Website and app data records
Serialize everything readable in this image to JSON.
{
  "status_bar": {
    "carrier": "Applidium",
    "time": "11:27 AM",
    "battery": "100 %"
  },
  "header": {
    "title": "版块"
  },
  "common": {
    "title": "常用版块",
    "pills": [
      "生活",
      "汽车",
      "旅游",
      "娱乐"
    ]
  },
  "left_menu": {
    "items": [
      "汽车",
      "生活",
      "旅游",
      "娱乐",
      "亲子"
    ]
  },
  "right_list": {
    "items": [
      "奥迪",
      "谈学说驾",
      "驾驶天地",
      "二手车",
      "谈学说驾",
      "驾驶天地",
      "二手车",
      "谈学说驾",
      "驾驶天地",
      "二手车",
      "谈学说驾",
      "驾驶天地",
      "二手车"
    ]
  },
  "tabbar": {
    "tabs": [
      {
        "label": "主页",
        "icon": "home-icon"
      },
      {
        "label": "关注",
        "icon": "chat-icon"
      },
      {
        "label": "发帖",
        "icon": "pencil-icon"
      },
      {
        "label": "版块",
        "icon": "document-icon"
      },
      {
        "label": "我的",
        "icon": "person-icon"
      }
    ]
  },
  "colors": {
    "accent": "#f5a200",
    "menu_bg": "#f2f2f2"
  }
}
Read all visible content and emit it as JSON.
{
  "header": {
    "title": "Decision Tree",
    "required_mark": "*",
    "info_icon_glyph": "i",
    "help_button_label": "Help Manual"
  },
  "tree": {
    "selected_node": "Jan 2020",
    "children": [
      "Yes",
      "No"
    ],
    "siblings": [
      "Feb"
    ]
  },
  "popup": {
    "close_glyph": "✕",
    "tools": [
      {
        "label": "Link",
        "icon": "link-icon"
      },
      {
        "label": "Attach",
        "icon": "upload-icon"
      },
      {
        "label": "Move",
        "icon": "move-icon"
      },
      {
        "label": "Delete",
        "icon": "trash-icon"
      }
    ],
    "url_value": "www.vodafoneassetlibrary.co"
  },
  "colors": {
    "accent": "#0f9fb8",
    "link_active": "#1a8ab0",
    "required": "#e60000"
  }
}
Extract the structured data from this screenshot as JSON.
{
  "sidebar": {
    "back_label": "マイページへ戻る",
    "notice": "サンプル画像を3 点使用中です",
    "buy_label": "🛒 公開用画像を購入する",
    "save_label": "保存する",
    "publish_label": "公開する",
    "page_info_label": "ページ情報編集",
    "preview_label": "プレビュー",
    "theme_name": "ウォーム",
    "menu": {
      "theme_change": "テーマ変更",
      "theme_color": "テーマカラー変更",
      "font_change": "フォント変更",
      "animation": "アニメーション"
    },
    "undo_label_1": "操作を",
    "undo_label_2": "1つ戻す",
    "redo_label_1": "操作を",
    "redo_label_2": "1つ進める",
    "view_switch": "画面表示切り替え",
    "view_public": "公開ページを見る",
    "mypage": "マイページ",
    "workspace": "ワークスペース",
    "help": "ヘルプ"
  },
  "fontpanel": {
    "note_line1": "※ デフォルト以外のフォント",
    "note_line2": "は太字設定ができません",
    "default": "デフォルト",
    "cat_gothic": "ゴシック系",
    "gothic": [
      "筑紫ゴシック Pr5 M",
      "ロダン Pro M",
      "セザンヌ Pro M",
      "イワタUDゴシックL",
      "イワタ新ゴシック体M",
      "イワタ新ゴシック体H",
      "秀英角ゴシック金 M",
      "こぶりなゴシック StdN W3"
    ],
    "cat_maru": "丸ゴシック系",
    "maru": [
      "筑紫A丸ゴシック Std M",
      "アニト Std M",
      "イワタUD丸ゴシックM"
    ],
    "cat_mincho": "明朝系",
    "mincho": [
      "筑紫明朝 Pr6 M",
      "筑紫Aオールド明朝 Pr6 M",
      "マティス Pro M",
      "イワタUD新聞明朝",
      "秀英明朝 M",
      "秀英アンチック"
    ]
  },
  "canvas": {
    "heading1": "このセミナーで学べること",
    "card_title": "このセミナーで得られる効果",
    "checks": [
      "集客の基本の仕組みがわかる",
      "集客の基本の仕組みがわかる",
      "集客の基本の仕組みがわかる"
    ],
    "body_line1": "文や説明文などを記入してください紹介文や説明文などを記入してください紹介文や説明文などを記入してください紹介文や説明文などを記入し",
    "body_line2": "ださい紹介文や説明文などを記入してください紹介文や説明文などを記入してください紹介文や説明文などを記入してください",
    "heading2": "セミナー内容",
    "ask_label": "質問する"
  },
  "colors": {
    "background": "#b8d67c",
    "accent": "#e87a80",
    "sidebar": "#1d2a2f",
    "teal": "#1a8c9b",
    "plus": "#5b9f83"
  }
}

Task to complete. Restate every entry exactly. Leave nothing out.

The completed task.
Serialize everything readable in this image to JSON.
{
  "status_bar": {
    "carrier": "Applidium",
    "time": "11:27 AM",
    "battery": "100 %"
  },
  "header": {
    "title": "版块"
  },
  "common": {
    "title": "常用版块",
    "pills": [
      "生活",
      "汽车",
      "旅游",
      "娱乐"
    ]
  },
  "left_menu": {
    "items": [
      "汽车",
      "生活",
      "旅游",
      "娱乐",
      "亲子"
    ]
  },
  "right_list": {
    "items": [
      "奥迪",
      "谈学说驾",
      "驾驶天地",
      "二手车",
      "谈学说驾",
      "驾驶天地",
      "二手车",
      "谈学说驾",
      "驾驶天地",
      "二手车",
      "谈学说驾",
      "驾驶天地",
      "二手车"
    ]
  },
  "tabbar": {
    "tabs": [
      {
        "label": "主页",
        "icon": "home-icon"
      },
      {
        "label": "关注",
        "icon": "chat-icon"
      },
      {
        "label": "发帖",
        "icon": "pencil-icon"
      },
      {
        "label": "版块",
        "icon": "document-icon"
      },
      {
        "label": "我的",
        "icon": "person-icon"
      }
    ]
  },
  "colors": {
    "accent": "#f5a200",
    "menu_bg": "#f2f2f2"
  }
}
Read all visible content and emit it as JSON.
{
  "header": {
    "title": "Decision Tree",
    "required_mark": "*",
    "info_icon_glyph": "i",
    "help_button_label": "Help Manual"
  },
  "tree": {
    "selected_node": "Jan 2020",
    "children": [
      "Yes",
      "No"
    ],
    "siblings": [
      "Feb"
    ]
  },
  "popup": {
    "close_glyph": "✕",
    "tools": [
      {
        "label": "Link",
        "icon": "link-icon"
      },
      {
        "label": "Attach",
        "icon": "upload-icon"
      },
      {
        "label": "Move",
        "icon": "move-icon"
      },
      {
        "label": "Delete",
        "icon": "trash-icon"
      }
    ],
    "url_value": "www.vodafoneassetlibrary.co"
  },
  "colors": {
    "accent": "#0f9fb8",
    "link_active": "#1a8ab0",
    "required": "#e60000"
  }
}
Extract the structured data from this screenshot as JSON.
{
  "sidebar": {
    "back_label": "マイページへ戻る",
    "notice": "サンプル画像を3 点使用中です",
    "buy_label": "🛒 公開用画像を購入する",
    "save_label": "保存する",
    "publish_label": "公開する",
    "page_info_label": "ページ情報編集",
    "preview_label": "プレビュー",
    "theme_name": "ウォーム",
    "menu": {
      "theme_change": "テーマ変更",
      "theme_color": "テーマカラー変更",
      "font_change": "フォント変更",
      "animation": "アニメーション"
    },
    "undo_label_1": "操作を",
    "undo_label_2": "1つ戻す",
    "redo_label_1": "操作を",
    "redo_label_2": "1つ進める",
    "view_switch": "画面表示切り替え",
    "view_public": "公開ページを見る",
    "mypage": "マイページ",
    "workspace": "ワークスペース",
    "help": "ヘルプ"
  },
  "fontpanel": {
    "note_line1": "※ デフォルト以外のフォント",
    "note_line2": "は太字設定ができません",
    "default": "デフォルト",
    "cat_gothic": "ゴシック系",
    "gothic": [
      "筑紫ゴシック Pr5 M",
      "ロダン Pro M",
      "セザンヌ Pro M",
      "イワタUDゴシックL",
      "イワタ新ゴシック体M",
      "イワタ新ゴシック体H",
      "秀英角ゴシック金 M",
      "こぶりなゴシック StdN W3"
    ],
    "cat_maru": "丸ゴシック系",
    "maru": [
      "筑紫A丸ゴシック Std M",
      "アニト Std M",
      "イワタUD丸ゴシックM"
    ],
    "cat_mincho": "明朝系",
    "mincho": [
      "筑紫明朝 Pr6 M",
      "筑紫Aオールド明朝 Pr6 M",
      "マティス Pro M",
      "イワタUD新聞明朝",
      "秀英明朝 M",
      "秀英アンチック"
    ]
  },
  "canvas": {
    "heading1": "このセミナーで学べること",
    "card_title": "このセミナーで得られる効果",
    "checks": [
      "集客の基本の仕組みがわかる",
      "集客の基本の仕組みがわかる",
      "集客の基本の仕組みがわかる"
    ],
    "body_line1": "文や説明文などを記入してください紹介文や説明文などを記入してください紹介文や説明文などを記入してください紹介文や説明文などを記入し",
    "body_line2": "ださい紹介文や説明文などを記入してください紹介文や説明文などを記入してください紹介文や説明文などを記入してください",
    "heading2": "セミナー内容",
    "ask_label": "質問する"
  },
  "colors": {
    "background": "#b8d67c",
    "accent": "#e87a80",
    "sidebar": "#1d2a2f",
    "teal": "#1a8c9b",
    "plus": "#5b9f83"
  }
}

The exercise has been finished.